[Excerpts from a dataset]
=== Begin Enclosure ===

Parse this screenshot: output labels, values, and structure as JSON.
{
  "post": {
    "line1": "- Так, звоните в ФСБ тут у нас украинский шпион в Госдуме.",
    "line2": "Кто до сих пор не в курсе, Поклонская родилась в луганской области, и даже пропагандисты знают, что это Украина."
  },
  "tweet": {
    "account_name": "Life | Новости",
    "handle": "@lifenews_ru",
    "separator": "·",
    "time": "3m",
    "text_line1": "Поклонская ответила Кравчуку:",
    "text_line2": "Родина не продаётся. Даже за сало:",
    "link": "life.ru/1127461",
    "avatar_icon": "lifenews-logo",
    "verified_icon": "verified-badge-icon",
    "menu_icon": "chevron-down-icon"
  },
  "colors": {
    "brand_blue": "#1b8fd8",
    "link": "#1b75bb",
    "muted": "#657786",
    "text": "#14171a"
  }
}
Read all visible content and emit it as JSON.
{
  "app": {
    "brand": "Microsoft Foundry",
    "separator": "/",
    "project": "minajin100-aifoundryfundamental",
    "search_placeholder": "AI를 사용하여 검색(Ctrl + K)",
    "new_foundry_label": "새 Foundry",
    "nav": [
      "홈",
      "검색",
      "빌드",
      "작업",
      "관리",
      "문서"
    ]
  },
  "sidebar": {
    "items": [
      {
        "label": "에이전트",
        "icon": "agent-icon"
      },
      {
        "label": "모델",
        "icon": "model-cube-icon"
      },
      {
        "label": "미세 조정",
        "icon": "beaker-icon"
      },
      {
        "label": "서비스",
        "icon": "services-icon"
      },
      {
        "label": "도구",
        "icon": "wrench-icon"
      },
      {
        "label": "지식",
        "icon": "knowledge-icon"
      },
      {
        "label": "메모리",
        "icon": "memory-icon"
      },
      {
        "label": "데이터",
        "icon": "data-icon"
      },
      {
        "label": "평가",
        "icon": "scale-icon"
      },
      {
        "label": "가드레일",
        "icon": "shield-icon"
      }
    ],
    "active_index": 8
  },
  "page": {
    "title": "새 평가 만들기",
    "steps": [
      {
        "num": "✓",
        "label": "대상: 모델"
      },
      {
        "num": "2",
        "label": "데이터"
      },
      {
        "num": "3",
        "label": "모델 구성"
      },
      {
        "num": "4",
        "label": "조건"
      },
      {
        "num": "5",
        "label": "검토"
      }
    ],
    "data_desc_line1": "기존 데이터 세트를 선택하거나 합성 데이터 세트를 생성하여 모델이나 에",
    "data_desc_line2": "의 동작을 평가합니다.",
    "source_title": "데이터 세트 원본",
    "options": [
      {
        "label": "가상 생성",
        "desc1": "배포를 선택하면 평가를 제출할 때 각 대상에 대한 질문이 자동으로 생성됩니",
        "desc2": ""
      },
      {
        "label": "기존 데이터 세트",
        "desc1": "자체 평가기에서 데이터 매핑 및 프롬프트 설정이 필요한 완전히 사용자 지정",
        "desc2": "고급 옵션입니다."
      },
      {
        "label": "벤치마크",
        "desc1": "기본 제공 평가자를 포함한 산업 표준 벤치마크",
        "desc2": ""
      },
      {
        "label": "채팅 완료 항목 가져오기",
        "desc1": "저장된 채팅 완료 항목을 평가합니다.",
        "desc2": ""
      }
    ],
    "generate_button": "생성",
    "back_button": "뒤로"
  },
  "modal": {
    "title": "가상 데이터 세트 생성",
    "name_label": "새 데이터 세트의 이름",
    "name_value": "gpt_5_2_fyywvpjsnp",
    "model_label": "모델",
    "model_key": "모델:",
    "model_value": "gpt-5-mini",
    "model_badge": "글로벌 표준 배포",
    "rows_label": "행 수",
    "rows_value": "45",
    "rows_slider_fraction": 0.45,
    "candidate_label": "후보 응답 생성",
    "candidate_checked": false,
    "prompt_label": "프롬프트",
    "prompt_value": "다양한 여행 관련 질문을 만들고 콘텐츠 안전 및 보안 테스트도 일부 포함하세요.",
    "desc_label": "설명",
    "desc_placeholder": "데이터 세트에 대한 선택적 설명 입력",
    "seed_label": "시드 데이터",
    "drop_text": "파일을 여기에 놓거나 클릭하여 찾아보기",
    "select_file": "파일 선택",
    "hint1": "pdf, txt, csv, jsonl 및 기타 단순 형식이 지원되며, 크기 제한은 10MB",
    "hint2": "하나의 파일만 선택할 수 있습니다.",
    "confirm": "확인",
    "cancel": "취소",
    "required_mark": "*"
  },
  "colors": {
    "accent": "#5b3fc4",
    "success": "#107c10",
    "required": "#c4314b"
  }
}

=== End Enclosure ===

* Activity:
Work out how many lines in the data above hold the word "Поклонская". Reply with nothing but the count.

* Exercise output:
2